"""

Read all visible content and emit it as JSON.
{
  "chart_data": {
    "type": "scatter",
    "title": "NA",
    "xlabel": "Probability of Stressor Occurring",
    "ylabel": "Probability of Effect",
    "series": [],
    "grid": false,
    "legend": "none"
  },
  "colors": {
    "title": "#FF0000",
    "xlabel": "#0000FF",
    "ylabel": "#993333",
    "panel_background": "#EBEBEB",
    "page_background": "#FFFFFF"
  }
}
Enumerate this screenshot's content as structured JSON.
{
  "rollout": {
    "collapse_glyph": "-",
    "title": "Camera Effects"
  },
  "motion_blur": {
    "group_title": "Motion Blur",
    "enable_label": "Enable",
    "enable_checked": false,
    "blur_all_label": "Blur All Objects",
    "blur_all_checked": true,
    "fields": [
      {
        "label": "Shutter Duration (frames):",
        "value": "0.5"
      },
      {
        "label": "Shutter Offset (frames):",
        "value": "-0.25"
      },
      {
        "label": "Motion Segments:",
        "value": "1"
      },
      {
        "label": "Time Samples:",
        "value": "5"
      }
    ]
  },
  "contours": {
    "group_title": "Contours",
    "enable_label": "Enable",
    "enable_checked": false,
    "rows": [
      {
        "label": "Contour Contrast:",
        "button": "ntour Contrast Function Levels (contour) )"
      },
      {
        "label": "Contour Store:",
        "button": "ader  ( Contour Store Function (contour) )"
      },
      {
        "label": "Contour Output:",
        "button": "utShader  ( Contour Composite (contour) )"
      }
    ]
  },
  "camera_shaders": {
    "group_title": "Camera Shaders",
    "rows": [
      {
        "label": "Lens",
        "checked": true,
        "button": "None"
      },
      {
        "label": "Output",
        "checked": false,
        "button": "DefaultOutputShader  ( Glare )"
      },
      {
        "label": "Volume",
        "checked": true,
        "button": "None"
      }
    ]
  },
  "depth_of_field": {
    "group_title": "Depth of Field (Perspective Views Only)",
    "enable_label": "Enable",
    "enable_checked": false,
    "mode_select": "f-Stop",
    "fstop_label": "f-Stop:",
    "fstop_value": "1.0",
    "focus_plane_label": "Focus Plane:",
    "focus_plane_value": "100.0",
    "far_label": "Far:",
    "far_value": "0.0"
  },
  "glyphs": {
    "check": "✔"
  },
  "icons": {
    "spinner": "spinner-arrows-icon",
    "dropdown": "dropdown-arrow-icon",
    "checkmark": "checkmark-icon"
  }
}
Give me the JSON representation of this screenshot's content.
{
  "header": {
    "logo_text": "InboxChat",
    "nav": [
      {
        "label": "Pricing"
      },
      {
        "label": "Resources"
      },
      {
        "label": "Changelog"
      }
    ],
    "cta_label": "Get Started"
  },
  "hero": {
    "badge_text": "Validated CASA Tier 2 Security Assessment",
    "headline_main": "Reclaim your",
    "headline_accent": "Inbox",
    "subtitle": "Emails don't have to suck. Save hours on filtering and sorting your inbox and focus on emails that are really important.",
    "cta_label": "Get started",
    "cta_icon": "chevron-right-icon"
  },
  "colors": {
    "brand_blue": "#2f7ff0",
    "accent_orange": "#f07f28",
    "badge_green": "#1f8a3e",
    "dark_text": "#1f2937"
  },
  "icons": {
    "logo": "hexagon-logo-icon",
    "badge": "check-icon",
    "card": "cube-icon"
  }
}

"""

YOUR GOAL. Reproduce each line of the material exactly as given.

RESULT OF THIS TASK.
Read all visible content and emit it as JSON.
{
  "chart_data": {
    "type": "scatter",
    "title": "NA",
    "xlabel": "Probability of Stressor Occurring",
    "ylabel": "Probability of Effect",
    "series": [],
    "grid": false,
    "legend": "none"
  },
  "colors": {
    "title": "#FF0000",
    "xlabel": "#0000FF",
    "ylabel": "#993333",
    "panel_background": "#EBEBEB",
    "page_background": "#FFFFFF"
  }
}
Enumerate this screenshot's content as structured JSON.
{
  "rollout": {
    "collapse_glyph": "-",
    "title": "Camera Effects"
  },
  "motion_blur": {
    "group_title": "Motion Blur",
    "enable_label": "Enable",
    "enable_checked": false,
    "blur_all_label": "Blur All Objects",
    "blur_all_checked": true,
    "fields": [
      {
        "label": "Shutter Duration (frames):",
        "value": "0.5"
      },
      {
        "label": "Shutter Offset (frames):",
        "value": "-0.25"
      },
      {
        "label": "Motion Segments:",
        "value": "1"
      },
      {
        "label": "Time Samples:",
        "value": "5"
      }
    ]
  },
  "contours": {
    "group_title": "Contours",
    "enable_label": "Enable",
    "enable_checked": false,
    "rows": [
      {
        "label": "Contour Contrast:",
        "button": "ntour Contrast Function Levels (contour) )"
      },
      {
        "label": "Contour Store:",
        "button": "ader  ( Contour Store Function (contour) )"
      },
      {
        "label": "Contour Output:",
        "button": "utShader  ( Contour Composite (contour) )"
      }
    ]
  },
  "camera_shaders": {
    "group_title": "Camera Shaders",
    "rows": [
      {
        "label": "Lens",
        "checked": true,
        "button": "None"
      },
      {
        "label": "Output",
        "checked": false,
        "button": "DefaultOutputShader  ( Glare )"
      },
      {
        "label": "Volume",
        "checked": true,
        "button": "None"
      }
    ]
  },
  "depth_of_field": {
    "group_title": "Depth of Field (Perspective Views Only)",
    "enable_label": "Enable",
    "enable_checked": false,
    "mode_select": "f-Stop",
    "fstop_label": "f-Stop:",
    "fstop_value": "1.0",
    "focus_plane_label": "Focus Plane:",
    "focus_plane_value": "100.0",
    "far_label": "Far:",
    "far_value": "0.0"
  },
  "glyphs": {
    "check": "✔"
  },
  "icons": {
    "spinner": "spinner-arrows-icon",
    "dropdown": "dropdown-arrow-icon",
    "checkmark": "checkmark-icon"
  }
}
Give me the JSON representation of this screenshot's content.
{
  "header": {
    "logo_text": "InboxChat",
    "nav": [
      {
        "label": "Pricing"
      },
      {
        "label": "Resources"
      },
      {
        "label": "Changelog"
      }
    ],
    "cta_label": "Get Started"
  },
  "hero": {
    "badge_text": "Validated CASA Tier 2 Security Assessment",
    "headline_main": "Reclaim your",
    "headline_accent": "Inbox",
    "subtitle": "Emails don't have to suck. Save hours on filtering and sorting your inbox and focus on emails that are really important.",
    "cta_label": "Get started",
    "cta_icon": "chevron-right-icon"
  },
  "colors": {
    "brand_blue": "#2f7ff0",
    "accent_orange": "#f07f28",
    "badge_green": "#1f8a3e",
    "dark_text": "#1f2937"
  },
  "icons": {
    "logo": "hexagon-logo-icon",
    "badge": "check-icon",
    "card": "cube-icon"
  }
}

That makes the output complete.